Flush with newfound wealth, an affluent merchant class had arisen in Israel. Demand for luxury goods skyrocketed, and the gulf between the rich and the poor yawned. Beds inlaid with ivory (Amos 6:4) and many other ivory inlaid articles have been found. The Samaritan Ostraca, 63 inscribed potsherds found in 1910, refer to “refined oil” and “pure clarified wine.” Many built large and ostentacious houses with expensive imported materials (Amos 3:14-15).
As so often happens in times of material prosperity, the people of Israel drifted even farther from the Lord their God (cf. Proverbs 30:7-9). The wealth gap encouraged the affluent to prey on the poor, and material security caused many to forget the need for the protection of Jehovah. The needy were sold as slaves at markets (Amos 8:4-8).The covenant at Sinai was forgotten (Exodus 19:5-8). Such problems had been present since the reign of Ahab (1 Kings 22:39) but became much worse under Jeroboam.
The Israelites’ ease of life and affluence increasingly conflicted with the self discipline and austerity inherent in the worship of God. As a result, they turned more and more to the licentious religion of the Canaanites. Baal, the son of the supreme god El, and his consort Asherah, were thought to control fertility; agricultural and human. Baal worship therefore involved temple prostitution (male and female) and wanton sexual practices. This lifestyle fitted nicely with the lifestyles of the Israelites, especially the wealthy, and moral standards collapsed. Baal was portrayed as a bull and Asherah a cow, so leaders who set up golden calves specifically encouraged Canaanite-style worship (Exodus 32:1-6, 1 Kings 12:25-33). Thus the children of Israel engaged in the same Canaanite practices that caused God to order their destruction (Deuteronomy 7:1-5).

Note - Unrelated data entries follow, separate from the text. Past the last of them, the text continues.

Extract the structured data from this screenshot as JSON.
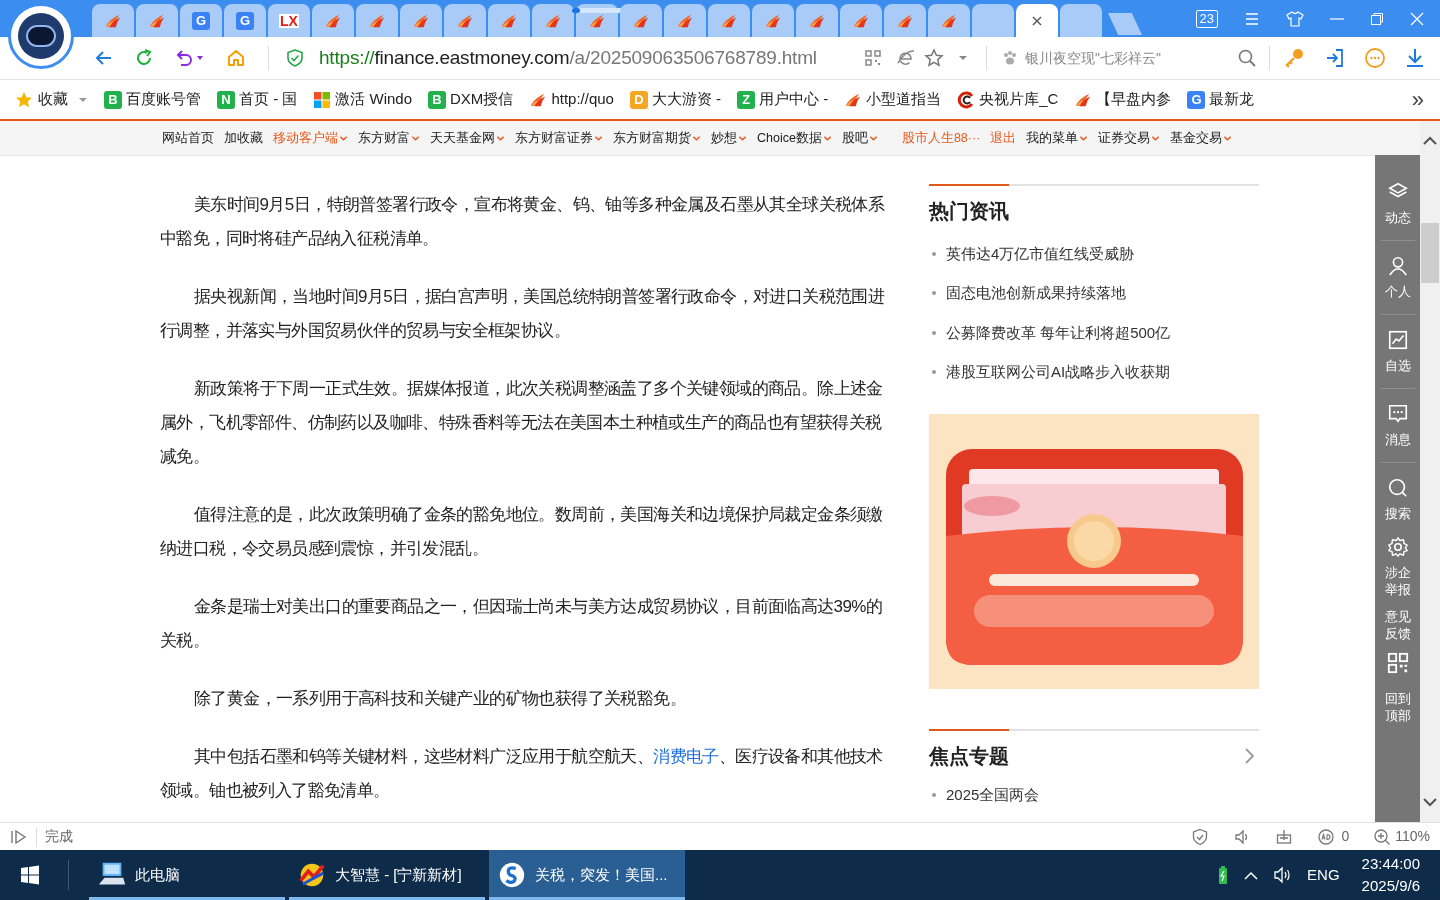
{
  "tabs": [
    {
      "kind": "swoosh",
      "selected": false,
      "loading": false
    },
    {
      "kind": "swoosh",
      "selected": false,
      "loading": false
    },
    {
      "kind": "letter",
      "badge": "G",
      "color": "#3b82f6",
      "selected": false,
      "loading": false
    },
    {
      "kind": "letter",
      "badge": "G",
      "color": "#3b82f6",
      "selected": false,
      "loading": false
    },
    {
      "kind": "text",
      "badge": "LX",
      "color": "#e0201b",
      "selected": false,
      "loading": false
    },
    {
      "kind": "swoosh",
      "selected": false,
      "loading": false
    },
    {
      "kind": "swoosh",
      "selected": false,
      "loading": false
    },
    {
      "kind": "swoosh",
      "selected": false,
      "loading": false
    },
    {
      "kind": "swoosh",
      "selected": false,
      "loading": false
    },
    {
      "kind": "swoosh",
      "selected": false,
      "loading": false
    },
    {
      "kind": "swoosh",
      "selected": false,
      "loading": false
    },
    {
      "kind": "swoosh",
      "selected": false,
      "loading": true
    },
    {
      "kind": "swoosh",
      "selected": false,
      "loading": false
    },
    {
      "kind": "swoosh",
      "selected": false,
      "loading": false
    },
    {
      "kind": "swoosh",
      "selected": false,
      "loading": false
    },
    {
      "kind": "swoosh",
      "selected": false,
      "loading": false
    },
    {
      "kind": "swoosh",
      "selected": false,
      "loading": false
    },
    {
      "kind": "swoosh",
      "selected": false,
      "loading": false
    },
    {
      "kind": "swoosh",
      "selected": false,
      "loading": false
    },
    {
      "kind": "swoosh",
      "selected": false,
      "loading": false
    },
    {
      "kind": "blank",
      "selected": false,
      "loading": false
    },
    {
      "kind": "blank",
      "selected": true,
      "loading": false
    },
    {
      "kind": "blank",
      "selected": false,
      "loading": false
    }
  ],
  "tab_counter": "23",
  "address_bar": {
    "url": {
      "scheme": "https://",
      "host": "finance.eastmoney.com",
      "path": "/a/202509063506768789.html"
    },
    "search_placeholder": "银川夜空现\"七彩祥云\""
  },
  "bookmarks": [
    {
      "kind": "favorites",
      "label": "收藏"
    },
    {
      "kind": "letter",
      "badge": "B",
      "color": "#22b14c",
      "label": "百度账号管"
    },
    {
      "kind": "letter",
      "badge": "N",
      "color": "#22b14c",
      "label": "首页 - 国"
    },
    {
      "kind": "windows",
      "label": "激活 Windo"
    },
    {
      "kind": "letter",
      "badge": "B",
      "color": "#22b14c",
      "label": "DXM授信"
    },
    {
      "kind": "swoosh",
      "label": "http://quo"
    },
    {
      "kind": "letter",
      "badge": "D",
      "color": "#f5a623",
      "label": "大大游资 -"
    },
    {
      "kind": "letter",
      "badge": "Z",
      "color": "#22b14c",
      "label": "用户中心 -"
    },
    {
      "kind": "swoosh",
      "label": "小型道指当"
    },
    {
      "kind": "cctv",
      "label": "央视片库_C"
    },
    {
      "kind": "swoosh",
      "label": "【早盘内参"
    },
    {
      "kind": "letter",
      "badge": "G",
      "color": "#3b82f6",
      "label": "最新龙"
    }
  ],
  "bookmarks_more": "»",
  "site_nav": {
    "left": [
      {
        "label": "网站首页",
        "highlight": false,
        "dropdown": false
      },
      {
        "label": "加收藏",
        "highlight": false,
        "dropdown": false
      },
      {
        "label": "移动客户端",
        "highlight": true,
        "dropdown": true
      },
      {
        "label": "东方财富",
        "highlight": false,
        "dropdown": true
      },
      {
        "label": "天天基金网",
        "highlight": false,
        "dropdown": true
      },
      {
        "label": "东方财富证券",
        "highlight": false,
        "dropdown": true
      },
      {
        "label": "东方财富期货",
        "highlight": false,
        "dropdown": true
      },
      {
        "label": "妙想",
        "highlight": false,
        "dropdown": true
      },
      {
        "label": "Choice数据",
        "highlight": false,
        "dropdown": true
      },
      {
        "label": "股吧",
        "highlight": false,
        "dropdown": true
      }
    ],
    "right": [
      {
        "label": "股市人生88···",
        "highlight": true,
        "dropdown": false
      },
      {
        "label": "退出",
        "highlight": true,
        "dropdown": false
      },
      {
        "label": "我的菜单",
        "highlight": false,
        "dropdown": true
      },
      {
        "label": "证券交易",
        "highlight": false,
        "dropdown": true
      },
      {
        "label": "基金交易",
        "highlight": false,
        "dropdown": true
      }
    ]
  },
  "article": {
    "paragraphs": [
      {
        "segments": [
          {
            "text": "美东时间9月5日，特朗普签署行政令，宣布将黄金、钨、铀等多种金属及石墨从其全球关税体系中豁免，同时将硅产品纳入征税清单。",
            "link": false
          }
        ]
      },
      {
        "segments": [
          {
            "text": "据央视新闻，当地时间9月5日，据白宫声明，美国总统特朗普签署行政命令，对进口关税范围进行调整，并落实与外国贸易伙伴的贸易与安全框架协议。",
            "link": false
          }
        ]
      },
      {
        "segments": [
          {
            "text": "新政策将于下周一正式生效。据媒体报道，此次关税调整涵盖了多个关键领域的商品。除上述金属外，飞机零部件、仿制药以及咖啡、特殊香料等无法在美国本土种植或生产的商品也有望获得关税减免。",
            "link": false
          }
        ]
      },
      {
        "segments": [
          {
            "text": "值得注意的是，此次政策明确了金条的豁免地位。数周前，美国海关和边境保护局裁定金条须缴纳进口税，令交易员感到震惊，并引发混乱。",
            "link": false
          }
        ]
      },
      {
        "segments": [
          {
            "text": "金条是瑞士对美出口的重要商品之一，但因瑞士尚未与美方达成贸易协议，目前面临高达39%的关税。",
            "link": false
          }
        ]
      },
      {
        "segments": [
          {
            "text": "除了黄金，一系列用于高科技和关键产业的矿物也获得了关税豁免。",
            "link": false
          }
        ]
      },
      {
        "segments": [
          {
            "text": "其中包括石墨和钨等关键材料，这些材料广泛应用于航空航天、",
            "link": false
          },
          {
            "text": "消费电子",
            "link": true
          },
          {
            "text": "、医疗设备和其他技术领域。铀也被列入了豁免清单。",
            "link": false
          }
        ]
      }
    ]
  },
  "hot_news": {
    "title": "热门资讯",
    "items": [
      "英伟达4万亿市值红线受威胁",
      "固态电池创新成果持续落地",
      "公募降费改革 每年让利将超500亿",
      "港股互联网公司AI战略步入收获期"
    ]
  },
  "focus_topics": {
    "title": "焦点专题",
    "items": [
      "2025全国两会"
    ]
  },
  "side_toolbar": [
    {
      "kind": "layers",
      "label": "动态"
    },
    {
      "kind": "user",
      "label": "个人"
    },
    {
      "kind": "chart",
      "label": "自选"
    },
    {
      "kind": "chat",
      "label": "消息"
    },
    {
      "kind": "search",
      "label": "搜索"
    },
    {
      "kind": "gear",
      "label": "涉企举报"
    },
    {
      "kind": "text",
      "label": "意见反馈"
    },
    {
      "kind": "qr"
    },
    {
      "kind": "text",
      "label": "回到顶部"
    }
  ],
  "status_bar": {
    "text": "完成",
    "ad_count": "0",
    "zoom": "110%"
  },
  "taskbar": {
    "items": [
      {
        "kind": "computer",
        "label": "此电脑",
        "selected": false
      },
      {
        "kind": "chart_app",
        "label": "大智慧 - [宁新新材]",
        "selected": false
      },
      {
        "kind": "browser",
        "label": "关税，突发！美国...",
        "selected": true
      }
    ],
    "language": "ENG",
    "time": "23:44:00",
    "date": "2025/9/6"
  }
}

In the same passage in Deuteronomy, God promised to destroy His people Israel if they did the same thing. In Hosea, the promise was about to be fulfilled.